** Data for this exercise follows **
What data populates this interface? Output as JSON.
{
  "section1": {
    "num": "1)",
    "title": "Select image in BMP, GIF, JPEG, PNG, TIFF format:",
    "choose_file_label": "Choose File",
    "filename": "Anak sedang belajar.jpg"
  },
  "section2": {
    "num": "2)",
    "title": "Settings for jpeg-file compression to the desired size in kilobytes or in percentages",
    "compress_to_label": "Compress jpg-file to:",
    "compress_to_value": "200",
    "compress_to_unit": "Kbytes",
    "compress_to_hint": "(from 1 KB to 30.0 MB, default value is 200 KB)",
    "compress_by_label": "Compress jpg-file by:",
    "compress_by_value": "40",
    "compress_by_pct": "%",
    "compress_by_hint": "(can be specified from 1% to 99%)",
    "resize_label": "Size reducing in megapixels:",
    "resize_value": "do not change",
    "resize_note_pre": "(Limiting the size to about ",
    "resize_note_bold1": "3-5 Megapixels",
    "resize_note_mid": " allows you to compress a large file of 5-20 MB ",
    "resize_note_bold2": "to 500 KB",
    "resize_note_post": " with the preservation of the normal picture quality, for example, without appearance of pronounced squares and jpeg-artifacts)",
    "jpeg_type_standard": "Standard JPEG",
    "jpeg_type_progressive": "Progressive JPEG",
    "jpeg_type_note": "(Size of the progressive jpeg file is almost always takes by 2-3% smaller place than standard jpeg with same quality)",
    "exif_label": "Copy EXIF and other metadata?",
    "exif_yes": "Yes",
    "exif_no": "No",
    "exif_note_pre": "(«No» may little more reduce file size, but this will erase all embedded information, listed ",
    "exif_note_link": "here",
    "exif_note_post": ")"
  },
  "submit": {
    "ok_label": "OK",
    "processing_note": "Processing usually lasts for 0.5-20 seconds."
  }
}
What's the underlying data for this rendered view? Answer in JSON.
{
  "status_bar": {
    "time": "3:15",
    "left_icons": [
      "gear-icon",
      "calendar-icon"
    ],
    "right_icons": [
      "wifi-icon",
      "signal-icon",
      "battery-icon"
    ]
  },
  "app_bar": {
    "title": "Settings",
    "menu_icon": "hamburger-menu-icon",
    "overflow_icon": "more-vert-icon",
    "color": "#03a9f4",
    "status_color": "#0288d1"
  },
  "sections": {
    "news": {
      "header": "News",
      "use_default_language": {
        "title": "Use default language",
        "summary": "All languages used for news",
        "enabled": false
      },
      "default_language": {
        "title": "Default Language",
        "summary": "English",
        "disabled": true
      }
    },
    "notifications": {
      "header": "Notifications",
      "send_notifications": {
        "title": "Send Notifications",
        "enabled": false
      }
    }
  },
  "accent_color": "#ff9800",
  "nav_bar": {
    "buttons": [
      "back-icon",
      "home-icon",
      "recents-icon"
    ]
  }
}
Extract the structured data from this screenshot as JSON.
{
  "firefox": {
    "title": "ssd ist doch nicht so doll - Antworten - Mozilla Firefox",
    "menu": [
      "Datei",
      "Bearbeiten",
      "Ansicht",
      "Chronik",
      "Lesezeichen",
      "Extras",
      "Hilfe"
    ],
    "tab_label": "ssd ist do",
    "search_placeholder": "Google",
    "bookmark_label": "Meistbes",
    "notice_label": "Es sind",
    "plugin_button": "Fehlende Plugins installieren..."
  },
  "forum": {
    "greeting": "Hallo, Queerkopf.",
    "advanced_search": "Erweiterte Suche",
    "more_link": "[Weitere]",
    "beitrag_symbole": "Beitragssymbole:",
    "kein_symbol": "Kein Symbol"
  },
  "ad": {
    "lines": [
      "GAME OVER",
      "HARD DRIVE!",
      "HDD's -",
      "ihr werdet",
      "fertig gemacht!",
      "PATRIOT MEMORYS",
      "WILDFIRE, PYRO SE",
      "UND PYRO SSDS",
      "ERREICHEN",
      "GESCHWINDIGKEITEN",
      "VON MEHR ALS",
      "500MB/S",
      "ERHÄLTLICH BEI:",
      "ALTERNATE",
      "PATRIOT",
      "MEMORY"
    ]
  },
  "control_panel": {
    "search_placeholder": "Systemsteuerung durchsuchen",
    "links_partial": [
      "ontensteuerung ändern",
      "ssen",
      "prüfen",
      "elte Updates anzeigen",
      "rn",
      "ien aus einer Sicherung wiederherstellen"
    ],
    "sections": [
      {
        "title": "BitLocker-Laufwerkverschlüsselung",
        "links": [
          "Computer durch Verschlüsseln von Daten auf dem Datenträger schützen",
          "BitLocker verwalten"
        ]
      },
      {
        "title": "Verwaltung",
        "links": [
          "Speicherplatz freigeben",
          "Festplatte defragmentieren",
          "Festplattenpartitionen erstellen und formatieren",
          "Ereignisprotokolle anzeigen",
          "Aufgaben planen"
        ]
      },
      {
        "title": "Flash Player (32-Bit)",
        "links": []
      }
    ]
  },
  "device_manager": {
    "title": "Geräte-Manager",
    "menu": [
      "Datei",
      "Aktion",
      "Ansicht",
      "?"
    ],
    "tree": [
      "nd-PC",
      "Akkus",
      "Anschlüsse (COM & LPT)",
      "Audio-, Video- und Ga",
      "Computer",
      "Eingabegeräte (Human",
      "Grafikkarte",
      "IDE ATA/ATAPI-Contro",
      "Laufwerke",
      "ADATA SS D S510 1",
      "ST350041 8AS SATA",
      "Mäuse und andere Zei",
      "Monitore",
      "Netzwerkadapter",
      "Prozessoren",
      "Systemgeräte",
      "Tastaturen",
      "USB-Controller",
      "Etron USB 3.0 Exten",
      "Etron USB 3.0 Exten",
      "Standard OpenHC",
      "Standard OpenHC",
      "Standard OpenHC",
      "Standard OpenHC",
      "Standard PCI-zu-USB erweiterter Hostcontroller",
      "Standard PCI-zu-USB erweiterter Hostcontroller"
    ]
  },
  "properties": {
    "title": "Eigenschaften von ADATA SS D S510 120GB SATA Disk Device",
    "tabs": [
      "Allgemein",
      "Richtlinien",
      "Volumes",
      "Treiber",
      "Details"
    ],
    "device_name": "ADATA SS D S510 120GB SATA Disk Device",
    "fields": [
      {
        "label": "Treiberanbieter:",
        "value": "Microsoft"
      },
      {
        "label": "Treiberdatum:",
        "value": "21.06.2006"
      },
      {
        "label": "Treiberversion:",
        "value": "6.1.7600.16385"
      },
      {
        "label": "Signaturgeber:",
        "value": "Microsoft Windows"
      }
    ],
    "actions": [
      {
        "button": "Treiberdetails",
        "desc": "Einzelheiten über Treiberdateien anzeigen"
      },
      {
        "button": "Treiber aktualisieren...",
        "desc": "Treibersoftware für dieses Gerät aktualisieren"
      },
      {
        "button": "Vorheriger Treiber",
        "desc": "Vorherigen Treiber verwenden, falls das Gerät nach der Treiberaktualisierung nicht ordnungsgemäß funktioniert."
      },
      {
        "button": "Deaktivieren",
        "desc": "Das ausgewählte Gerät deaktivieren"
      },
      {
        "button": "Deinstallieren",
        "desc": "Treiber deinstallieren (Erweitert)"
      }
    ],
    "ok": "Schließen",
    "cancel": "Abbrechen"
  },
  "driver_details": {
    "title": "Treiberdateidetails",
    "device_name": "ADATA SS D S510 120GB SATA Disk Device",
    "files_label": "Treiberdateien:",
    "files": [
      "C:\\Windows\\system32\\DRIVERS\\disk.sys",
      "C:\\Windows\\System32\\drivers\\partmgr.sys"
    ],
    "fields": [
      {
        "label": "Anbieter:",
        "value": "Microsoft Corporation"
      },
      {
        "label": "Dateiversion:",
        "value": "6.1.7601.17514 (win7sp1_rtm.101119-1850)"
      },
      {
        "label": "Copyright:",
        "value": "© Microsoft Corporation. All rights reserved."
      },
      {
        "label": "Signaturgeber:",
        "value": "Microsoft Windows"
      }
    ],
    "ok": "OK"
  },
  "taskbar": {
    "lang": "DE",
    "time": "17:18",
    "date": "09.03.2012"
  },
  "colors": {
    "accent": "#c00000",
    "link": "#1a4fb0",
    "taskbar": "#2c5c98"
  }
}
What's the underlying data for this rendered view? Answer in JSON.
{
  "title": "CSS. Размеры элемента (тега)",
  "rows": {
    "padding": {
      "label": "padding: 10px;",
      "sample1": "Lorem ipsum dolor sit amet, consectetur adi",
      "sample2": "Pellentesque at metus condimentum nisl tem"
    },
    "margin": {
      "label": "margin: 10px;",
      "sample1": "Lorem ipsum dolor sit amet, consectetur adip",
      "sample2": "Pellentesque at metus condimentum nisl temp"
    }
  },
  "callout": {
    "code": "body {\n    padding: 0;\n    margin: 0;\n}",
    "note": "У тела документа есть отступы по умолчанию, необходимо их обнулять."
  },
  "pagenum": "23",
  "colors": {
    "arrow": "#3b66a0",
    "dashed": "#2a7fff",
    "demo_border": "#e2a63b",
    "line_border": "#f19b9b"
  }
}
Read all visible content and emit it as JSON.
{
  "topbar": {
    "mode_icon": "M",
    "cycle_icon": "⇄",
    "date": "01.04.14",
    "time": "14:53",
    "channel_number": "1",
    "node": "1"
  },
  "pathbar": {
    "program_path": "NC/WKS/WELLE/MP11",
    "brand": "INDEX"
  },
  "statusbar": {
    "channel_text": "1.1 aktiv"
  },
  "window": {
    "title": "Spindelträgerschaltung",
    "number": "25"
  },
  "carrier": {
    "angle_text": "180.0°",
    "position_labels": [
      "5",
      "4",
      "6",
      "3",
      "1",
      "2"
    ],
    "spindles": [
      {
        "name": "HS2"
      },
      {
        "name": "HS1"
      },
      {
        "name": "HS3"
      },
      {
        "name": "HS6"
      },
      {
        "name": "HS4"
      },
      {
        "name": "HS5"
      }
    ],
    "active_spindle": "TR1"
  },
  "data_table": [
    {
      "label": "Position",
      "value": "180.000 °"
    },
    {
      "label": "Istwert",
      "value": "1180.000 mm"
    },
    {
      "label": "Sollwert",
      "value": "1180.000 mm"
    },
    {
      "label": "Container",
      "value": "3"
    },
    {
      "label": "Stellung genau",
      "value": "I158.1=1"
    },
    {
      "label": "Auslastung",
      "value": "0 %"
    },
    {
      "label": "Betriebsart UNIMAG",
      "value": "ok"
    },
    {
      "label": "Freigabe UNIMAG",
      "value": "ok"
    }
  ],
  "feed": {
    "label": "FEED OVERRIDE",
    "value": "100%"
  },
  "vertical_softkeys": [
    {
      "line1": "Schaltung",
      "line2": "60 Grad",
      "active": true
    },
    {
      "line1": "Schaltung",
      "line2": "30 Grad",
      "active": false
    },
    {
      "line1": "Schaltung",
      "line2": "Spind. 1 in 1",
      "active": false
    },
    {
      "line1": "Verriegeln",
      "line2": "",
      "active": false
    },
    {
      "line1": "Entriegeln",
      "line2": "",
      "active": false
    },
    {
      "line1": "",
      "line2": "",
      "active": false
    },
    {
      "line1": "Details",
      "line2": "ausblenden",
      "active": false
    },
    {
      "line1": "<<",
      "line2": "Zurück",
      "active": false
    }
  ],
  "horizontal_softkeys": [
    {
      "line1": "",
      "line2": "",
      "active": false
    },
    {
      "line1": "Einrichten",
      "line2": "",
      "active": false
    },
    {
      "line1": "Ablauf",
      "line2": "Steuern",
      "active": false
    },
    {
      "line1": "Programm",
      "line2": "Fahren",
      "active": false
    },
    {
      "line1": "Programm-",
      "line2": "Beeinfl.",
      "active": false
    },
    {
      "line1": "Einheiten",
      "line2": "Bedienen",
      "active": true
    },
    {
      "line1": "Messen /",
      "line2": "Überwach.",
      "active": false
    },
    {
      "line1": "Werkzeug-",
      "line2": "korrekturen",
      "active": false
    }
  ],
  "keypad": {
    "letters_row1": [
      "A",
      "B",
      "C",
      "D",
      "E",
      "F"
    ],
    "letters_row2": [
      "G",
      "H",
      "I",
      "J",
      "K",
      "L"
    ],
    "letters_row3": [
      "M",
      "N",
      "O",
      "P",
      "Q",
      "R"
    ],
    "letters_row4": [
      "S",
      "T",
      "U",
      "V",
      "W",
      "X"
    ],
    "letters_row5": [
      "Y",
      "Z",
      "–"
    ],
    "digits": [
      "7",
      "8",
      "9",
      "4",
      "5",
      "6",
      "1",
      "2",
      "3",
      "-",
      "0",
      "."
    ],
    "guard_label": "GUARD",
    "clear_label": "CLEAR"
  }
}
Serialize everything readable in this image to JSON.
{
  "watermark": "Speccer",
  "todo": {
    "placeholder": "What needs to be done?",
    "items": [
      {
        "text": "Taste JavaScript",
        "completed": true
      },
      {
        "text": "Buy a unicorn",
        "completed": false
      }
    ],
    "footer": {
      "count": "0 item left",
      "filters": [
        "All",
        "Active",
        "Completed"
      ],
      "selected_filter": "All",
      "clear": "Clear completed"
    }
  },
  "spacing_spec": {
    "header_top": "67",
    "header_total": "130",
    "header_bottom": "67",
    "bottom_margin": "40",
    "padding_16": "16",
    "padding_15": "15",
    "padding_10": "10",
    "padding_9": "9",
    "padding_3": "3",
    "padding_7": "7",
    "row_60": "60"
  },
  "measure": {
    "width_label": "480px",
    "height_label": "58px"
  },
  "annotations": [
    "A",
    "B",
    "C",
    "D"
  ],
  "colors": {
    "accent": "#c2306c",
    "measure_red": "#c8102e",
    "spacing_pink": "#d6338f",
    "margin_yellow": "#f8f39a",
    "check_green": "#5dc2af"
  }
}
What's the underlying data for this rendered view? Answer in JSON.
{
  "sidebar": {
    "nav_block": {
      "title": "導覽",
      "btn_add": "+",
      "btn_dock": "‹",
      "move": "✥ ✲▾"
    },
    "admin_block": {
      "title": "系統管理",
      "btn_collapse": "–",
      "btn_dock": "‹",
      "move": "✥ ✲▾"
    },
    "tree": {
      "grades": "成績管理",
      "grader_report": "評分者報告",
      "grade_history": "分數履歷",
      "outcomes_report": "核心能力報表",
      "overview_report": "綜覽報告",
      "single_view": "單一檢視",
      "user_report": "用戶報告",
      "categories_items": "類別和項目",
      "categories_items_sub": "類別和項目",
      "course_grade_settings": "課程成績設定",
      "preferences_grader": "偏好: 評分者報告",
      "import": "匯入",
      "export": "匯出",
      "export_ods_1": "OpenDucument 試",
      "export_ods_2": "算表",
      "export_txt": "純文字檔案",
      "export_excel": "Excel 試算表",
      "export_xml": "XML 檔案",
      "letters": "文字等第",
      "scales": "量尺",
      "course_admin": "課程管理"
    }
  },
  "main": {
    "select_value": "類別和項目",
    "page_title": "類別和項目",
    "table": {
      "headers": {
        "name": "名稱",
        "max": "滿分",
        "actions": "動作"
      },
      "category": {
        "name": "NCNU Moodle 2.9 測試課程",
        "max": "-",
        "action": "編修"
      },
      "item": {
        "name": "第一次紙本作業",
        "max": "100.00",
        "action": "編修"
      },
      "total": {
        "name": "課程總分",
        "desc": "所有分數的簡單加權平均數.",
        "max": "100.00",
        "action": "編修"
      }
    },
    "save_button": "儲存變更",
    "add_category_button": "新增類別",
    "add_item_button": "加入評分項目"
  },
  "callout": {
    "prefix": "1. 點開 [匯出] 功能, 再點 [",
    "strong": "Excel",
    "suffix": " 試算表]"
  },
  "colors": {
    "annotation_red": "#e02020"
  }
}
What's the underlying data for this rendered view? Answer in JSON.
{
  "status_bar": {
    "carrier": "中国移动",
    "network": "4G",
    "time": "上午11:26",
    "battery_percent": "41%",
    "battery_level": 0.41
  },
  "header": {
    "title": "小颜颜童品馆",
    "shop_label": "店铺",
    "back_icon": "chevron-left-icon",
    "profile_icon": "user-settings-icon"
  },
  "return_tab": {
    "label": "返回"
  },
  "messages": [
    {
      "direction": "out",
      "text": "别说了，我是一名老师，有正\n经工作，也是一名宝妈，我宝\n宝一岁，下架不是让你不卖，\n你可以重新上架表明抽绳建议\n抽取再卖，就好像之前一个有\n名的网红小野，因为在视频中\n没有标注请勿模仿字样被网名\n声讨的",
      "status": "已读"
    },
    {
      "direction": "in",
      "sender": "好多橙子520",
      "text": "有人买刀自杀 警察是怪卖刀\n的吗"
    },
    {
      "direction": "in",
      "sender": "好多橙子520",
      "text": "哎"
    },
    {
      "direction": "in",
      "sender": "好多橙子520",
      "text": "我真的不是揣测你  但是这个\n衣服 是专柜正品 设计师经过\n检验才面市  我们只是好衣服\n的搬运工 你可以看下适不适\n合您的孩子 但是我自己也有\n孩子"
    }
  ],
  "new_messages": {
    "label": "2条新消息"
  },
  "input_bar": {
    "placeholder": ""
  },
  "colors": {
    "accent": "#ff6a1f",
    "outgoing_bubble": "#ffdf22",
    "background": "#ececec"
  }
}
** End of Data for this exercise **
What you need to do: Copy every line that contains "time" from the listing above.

Your response:
    "time": "3:15",
    "time": "17:18",
    "time": "14:53",
    "time": "上午11:26",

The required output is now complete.